Start of Block
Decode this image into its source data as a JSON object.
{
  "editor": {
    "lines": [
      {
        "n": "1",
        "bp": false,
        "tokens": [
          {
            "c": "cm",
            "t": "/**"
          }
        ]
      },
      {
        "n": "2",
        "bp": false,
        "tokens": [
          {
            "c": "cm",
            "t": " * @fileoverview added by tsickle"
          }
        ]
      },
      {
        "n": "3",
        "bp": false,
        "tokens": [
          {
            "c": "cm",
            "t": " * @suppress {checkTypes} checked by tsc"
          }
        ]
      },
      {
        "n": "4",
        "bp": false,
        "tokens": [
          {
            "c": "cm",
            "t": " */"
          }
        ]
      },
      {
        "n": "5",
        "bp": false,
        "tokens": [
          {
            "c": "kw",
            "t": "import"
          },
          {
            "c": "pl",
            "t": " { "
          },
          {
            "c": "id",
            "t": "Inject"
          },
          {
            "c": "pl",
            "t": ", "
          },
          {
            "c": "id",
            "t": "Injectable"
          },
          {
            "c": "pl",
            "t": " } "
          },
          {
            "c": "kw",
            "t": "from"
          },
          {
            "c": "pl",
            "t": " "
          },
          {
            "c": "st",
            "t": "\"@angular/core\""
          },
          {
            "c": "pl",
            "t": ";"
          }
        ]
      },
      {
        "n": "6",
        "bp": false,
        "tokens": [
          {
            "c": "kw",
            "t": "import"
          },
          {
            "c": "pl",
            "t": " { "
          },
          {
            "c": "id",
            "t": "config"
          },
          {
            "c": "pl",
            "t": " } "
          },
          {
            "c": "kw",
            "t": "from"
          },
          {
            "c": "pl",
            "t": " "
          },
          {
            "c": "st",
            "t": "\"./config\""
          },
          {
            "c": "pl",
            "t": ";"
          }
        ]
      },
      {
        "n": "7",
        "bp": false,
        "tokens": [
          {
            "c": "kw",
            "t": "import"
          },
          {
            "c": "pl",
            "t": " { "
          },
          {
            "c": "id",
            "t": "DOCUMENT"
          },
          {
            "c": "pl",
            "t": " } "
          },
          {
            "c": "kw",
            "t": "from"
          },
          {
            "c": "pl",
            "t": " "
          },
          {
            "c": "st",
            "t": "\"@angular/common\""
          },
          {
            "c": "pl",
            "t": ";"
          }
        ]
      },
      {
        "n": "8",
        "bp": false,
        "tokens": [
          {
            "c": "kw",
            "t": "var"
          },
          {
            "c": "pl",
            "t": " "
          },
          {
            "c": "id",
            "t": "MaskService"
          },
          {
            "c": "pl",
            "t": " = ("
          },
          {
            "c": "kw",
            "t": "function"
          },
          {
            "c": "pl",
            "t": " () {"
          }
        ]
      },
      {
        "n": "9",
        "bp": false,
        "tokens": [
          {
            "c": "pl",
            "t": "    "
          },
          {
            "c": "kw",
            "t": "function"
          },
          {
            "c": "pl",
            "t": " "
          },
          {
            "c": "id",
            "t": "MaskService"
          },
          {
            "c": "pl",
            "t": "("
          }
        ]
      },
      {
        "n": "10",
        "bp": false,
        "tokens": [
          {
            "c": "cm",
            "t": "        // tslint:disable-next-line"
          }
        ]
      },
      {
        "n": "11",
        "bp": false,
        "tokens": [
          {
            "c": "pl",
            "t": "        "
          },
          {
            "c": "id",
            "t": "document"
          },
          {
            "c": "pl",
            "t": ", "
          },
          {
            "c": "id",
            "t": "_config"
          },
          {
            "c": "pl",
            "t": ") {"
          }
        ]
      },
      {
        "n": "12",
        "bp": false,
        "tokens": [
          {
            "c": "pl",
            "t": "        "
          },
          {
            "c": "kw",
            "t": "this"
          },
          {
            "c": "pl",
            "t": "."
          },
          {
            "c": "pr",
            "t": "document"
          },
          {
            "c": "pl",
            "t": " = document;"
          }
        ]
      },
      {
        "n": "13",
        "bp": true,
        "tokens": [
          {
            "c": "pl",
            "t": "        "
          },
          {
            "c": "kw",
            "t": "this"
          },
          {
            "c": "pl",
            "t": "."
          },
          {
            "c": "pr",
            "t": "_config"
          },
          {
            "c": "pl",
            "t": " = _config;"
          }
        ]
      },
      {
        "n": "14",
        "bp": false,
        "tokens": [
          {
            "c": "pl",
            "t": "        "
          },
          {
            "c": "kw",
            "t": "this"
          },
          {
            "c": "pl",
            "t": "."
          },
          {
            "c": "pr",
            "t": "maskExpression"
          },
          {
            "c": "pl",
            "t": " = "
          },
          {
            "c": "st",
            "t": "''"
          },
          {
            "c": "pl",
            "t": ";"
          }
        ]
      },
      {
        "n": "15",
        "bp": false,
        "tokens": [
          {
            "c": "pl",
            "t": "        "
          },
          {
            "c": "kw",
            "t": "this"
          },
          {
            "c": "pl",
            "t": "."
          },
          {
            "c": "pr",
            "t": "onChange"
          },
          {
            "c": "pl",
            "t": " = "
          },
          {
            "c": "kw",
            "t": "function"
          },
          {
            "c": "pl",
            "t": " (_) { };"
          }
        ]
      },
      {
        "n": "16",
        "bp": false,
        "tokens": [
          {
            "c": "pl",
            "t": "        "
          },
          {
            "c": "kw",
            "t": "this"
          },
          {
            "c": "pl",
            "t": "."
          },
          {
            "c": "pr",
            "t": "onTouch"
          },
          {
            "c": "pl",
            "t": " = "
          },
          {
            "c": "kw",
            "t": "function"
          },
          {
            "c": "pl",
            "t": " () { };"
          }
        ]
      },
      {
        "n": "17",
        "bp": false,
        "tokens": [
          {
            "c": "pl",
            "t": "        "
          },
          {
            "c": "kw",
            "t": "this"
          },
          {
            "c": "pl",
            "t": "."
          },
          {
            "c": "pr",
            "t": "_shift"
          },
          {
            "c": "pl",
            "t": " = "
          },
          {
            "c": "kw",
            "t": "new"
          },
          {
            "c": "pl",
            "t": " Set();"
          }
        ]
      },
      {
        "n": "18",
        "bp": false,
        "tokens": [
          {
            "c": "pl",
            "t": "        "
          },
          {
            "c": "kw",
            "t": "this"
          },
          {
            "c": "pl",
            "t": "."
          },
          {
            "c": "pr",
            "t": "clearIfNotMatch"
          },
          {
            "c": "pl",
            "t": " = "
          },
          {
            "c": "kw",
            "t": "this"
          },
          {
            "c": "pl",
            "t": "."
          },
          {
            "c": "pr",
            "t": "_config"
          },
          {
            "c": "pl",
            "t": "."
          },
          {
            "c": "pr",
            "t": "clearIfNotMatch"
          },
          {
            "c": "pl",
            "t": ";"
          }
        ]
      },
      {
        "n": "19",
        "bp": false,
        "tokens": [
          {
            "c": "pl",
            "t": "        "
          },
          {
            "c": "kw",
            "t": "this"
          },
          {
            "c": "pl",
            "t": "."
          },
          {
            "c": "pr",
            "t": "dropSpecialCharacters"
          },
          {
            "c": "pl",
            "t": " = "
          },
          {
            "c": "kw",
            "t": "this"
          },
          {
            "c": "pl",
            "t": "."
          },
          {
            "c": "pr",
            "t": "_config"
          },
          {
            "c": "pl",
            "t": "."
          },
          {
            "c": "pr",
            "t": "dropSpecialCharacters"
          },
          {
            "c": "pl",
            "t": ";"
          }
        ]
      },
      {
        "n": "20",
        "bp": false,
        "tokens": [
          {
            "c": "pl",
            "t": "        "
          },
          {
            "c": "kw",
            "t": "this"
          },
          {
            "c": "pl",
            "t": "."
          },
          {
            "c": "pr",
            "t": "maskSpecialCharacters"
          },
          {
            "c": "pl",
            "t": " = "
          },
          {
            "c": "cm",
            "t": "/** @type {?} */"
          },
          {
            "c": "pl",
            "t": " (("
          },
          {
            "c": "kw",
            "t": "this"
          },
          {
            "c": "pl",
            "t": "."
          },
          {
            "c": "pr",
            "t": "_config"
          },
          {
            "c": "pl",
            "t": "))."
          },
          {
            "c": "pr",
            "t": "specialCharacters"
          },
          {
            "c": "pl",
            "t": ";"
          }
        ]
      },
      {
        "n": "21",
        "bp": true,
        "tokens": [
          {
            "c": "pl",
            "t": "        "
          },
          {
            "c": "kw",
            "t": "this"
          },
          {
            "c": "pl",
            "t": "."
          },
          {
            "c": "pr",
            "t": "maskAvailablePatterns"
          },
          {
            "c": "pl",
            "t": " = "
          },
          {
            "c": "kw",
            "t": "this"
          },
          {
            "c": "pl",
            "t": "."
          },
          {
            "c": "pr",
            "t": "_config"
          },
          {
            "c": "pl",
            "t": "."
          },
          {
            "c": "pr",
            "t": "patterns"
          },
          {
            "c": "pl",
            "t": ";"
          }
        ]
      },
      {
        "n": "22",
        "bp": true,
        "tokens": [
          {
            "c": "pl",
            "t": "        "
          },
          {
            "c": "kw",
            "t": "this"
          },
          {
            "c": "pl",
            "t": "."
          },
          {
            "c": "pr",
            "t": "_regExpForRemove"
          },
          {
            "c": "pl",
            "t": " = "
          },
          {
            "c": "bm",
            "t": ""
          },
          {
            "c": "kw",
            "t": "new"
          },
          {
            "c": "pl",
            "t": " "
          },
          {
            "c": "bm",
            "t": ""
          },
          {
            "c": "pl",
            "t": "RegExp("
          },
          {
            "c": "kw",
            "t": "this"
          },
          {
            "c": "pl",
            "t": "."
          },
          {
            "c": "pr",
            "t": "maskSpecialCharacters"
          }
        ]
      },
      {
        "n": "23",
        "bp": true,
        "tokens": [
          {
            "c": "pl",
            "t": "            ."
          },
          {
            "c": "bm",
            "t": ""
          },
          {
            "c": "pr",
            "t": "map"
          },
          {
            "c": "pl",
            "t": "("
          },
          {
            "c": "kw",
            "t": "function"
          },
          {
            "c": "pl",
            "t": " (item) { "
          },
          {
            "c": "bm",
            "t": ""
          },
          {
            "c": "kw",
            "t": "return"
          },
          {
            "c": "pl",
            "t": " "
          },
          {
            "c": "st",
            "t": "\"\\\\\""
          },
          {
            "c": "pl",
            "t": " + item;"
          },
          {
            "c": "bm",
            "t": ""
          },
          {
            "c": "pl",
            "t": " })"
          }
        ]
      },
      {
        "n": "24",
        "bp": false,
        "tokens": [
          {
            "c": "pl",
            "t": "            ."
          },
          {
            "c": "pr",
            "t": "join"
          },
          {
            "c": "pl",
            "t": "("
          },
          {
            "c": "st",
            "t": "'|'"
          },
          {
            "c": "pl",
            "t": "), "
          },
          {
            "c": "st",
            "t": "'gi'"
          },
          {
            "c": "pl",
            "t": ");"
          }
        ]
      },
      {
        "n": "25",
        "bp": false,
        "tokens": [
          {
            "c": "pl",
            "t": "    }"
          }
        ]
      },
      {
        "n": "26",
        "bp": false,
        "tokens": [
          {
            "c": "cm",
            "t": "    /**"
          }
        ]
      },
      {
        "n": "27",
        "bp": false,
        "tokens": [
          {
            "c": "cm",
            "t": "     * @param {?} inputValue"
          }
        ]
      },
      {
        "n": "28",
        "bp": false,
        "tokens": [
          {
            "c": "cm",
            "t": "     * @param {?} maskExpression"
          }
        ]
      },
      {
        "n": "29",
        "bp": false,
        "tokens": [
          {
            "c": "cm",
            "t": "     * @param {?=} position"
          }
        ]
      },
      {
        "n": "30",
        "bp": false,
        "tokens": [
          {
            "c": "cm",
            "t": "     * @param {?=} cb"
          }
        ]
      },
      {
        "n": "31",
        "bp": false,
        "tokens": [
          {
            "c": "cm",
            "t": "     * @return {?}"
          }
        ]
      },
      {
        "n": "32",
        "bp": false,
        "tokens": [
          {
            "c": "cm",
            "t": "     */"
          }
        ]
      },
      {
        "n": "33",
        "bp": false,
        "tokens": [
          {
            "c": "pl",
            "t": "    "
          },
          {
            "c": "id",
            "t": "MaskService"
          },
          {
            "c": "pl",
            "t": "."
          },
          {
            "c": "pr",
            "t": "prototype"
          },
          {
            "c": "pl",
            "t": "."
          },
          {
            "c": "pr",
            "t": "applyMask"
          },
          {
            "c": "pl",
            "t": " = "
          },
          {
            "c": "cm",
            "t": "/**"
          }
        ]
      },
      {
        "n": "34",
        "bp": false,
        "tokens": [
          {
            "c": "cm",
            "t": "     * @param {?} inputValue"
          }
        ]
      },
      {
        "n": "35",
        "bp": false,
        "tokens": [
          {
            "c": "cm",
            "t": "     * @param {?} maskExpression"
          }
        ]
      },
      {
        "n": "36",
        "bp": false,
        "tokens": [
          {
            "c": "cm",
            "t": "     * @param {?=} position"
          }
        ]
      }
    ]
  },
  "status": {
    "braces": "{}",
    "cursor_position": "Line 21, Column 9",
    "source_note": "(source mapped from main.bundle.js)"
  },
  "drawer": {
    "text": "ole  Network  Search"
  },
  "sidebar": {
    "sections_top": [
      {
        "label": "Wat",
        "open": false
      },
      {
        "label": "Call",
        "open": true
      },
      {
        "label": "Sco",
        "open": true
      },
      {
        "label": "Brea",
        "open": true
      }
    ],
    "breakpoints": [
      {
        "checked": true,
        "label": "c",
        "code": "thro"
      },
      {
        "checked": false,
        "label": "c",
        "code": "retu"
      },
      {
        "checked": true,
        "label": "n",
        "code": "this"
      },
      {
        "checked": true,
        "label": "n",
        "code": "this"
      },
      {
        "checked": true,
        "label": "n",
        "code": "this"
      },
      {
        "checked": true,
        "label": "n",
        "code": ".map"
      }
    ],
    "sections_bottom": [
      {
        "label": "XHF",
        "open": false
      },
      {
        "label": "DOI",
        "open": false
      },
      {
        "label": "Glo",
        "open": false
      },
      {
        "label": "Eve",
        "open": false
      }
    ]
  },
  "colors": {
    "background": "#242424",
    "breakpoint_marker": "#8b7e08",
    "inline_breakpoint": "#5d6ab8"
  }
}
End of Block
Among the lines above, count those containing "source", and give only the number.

2